§ **Aim of the task**: Give back the data below exactly as it was given.

═══ Input

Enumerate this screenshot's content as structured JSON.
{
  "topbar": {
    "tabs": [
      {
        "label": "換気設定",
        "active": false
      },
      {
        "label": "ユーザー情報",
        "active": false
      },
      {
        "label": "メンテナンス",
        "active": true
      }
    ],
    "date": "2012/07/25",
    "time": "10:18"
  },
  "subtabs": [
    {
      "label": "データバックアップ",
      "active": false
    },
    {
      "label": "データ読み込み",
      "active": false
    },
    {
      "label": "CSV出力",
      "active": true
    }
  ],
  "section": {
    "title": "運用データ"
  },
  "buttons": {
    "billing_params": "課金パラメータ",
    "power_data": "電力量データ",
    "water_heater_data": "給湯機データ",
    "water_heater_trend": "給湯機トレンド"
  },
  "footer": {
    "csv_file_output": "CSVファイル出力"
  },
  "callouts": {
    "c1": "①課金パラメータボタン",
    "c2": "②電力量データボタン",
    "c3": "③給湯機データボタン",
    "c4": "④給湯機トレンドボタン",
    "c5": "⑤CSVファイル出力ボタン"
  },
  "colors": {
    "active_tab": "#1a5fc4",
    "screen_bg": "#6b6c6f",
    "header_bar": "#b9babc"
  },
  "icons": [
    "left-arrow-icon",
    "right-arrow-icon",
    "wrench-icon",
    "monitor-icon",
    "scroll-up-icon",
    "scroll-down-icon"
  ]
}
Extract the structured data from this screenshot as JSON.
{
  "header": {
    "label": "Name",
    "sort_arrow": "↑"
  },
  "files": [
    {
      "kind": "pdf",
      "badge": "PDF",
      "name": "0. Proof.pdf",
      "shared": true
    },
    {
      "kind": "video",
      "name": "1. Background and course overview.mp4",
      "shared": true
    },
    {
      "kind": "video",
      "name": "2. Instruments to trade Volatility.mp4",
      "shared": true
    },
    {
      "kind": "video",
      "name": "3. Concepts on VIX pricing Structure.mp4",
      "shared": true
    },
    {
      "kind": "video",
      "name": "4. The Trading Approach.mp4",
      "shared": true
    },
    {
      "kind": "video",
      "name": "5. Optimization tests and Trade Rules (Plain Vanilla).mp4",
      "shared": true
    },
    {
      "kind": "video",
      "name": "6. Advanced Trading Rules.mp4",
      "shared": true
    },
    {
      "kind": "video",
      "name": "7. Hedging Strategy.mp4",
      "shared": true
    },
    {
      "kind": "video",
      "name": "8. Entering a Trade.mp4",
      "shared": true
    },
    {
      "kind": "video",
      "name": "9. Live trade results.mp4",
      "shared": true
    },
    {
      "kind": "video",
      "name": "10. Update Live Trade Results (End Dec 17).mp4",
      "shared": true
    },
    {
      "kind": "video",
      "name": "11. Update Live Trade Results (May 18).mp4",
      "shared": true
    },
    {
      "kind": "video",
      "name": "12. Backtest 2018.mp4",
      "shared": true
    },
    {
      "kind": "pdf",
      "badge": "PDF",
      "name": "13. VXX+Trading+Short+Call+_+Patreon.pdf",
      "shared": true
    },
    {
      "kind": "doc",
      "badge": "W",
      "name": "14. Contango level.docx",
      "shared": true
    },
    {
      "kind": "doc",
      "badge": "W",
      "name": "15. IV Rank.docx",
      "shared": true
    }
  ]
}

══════

§ **Answer area**:
Enumerate this screenshot's content as structured JSON.
{
  "topbar": {
    "tabs": [
      {
        "label": "換気設定",
        "active": false
      },
      {
        "label": "ユーザー情報",
        "active": false
      },
      {
        "label": "メンテナンス",
        "active": true
      }
    ],
    "date": "2012/07/25",
    "time": "10:18"
  },
  "subtabs": [
    {
      "label": "データバックアップ",
      "active": false
    },
    {
      "label": "データ読み込み",
      "active": false
    },
    {
      "label": "CSV出力",
      "active": true
    }
  ],
  "section": {
    "title": "運用データ"
  },
  "buttons": {
    "billing_params": "課金パラメータ",
    "power_data": "電力量データ",
    "water_heater_data": "給湯機データ",
    "water_heater_trend": "給湯機トレンド"
  },
  "footer": {
    "csv_file_output": "CSVファイル出力"
  },
  "callouts": {
    "c1": "①課金パラメータボタン",
    "c2": "②電力量データボタン",
    "c3": "③給湯機データボタン",
    "c4": "④給湯機トレンドボタン",
    "c5": "⑤CSVファイル出力ボタン"
  },
  "colors": {
    "active_tab": "#1a5fc4",
    "screen_bg": "#6b6c6f",
    "header_bar": "#b9babc"
  },
  "icons": [
    "left-arrow-icon",
    "right-arrow-icon",
    "wrench-icon",
    "monitor-icon",
    "scroll-up-icon",
    "scroll-down-icon"
  ]
}
Extract the structured data from this screenshot as JSON.
{
  "header": {
    "label": "Name",
    "sort_arrow": "↑"
  },
  "files": [
    {
      "kind": "pdf",
      "badge": "PDF",
      "name": "0. Proof.pdf",
      "shared": true
    },
    {
      "kind": "video",
      "name": "1. Background and course overview.mp4",
      "shared": true
    },
    {
      "kind": "video",
      "name": "2. Instruments to trade Volatility.mp4",
      "shared": true
    },
    {
      "kind": "video",
      "name": "3. Concepts on VIX pricing Structure.mp4",
      "shared": true
    },
    {
      "kind": "video",
      "name": "4. The Trading Approach.mp4",
      "shared": true
    },
    {
      "kind": "video",
      "name": "5. Optimization tests and Trade Rules (Plain Vanilla).mp4",
      "shared": true
    },
    {
      "kind": "video",
      "name": "6. Advanced Trading Rules.mp4",
      "shared": true
    },
    {
      "kind": "video",
      "name": "7. Hedging Strategy.mp4",
      "shared": true
    },
    {
      "kind": "video",
      "name": "8. Entering a Trade.mp4",
      "shared": true
    },
    {
      "kind": "video",
      "name": "9. Live trade results.mp4",
      "shared": true
    },
    {
      "kind": "video",
      "name": "10. Update Live Trade Results (End Dec 17).mp4",
      "shared": true
    },
    {
      "kind": "video",
      "name": "11. Update Live Trade Results (May 18).mp4",
      "shared": true
    },
    {
      "kind": "video",
      "name": "12. Backtest 2018.mp4",
      "shared": true
    },
    {
      "kind": "pdf",
      "badge": "PDF",
      "name": "13. VXX+Trading+Short+Call+_+Patreon.pdf",
      "shared": true
    },
    {
      "kind": "doc",
      "badge": "W",
      "name": "14. Contango level.docx",
      "shared": true
    },
    {
      "kind": "doc",
      "badge": "W",
      "name": "15. IV Rank.docx",
      "shared": true
    }
  ]
}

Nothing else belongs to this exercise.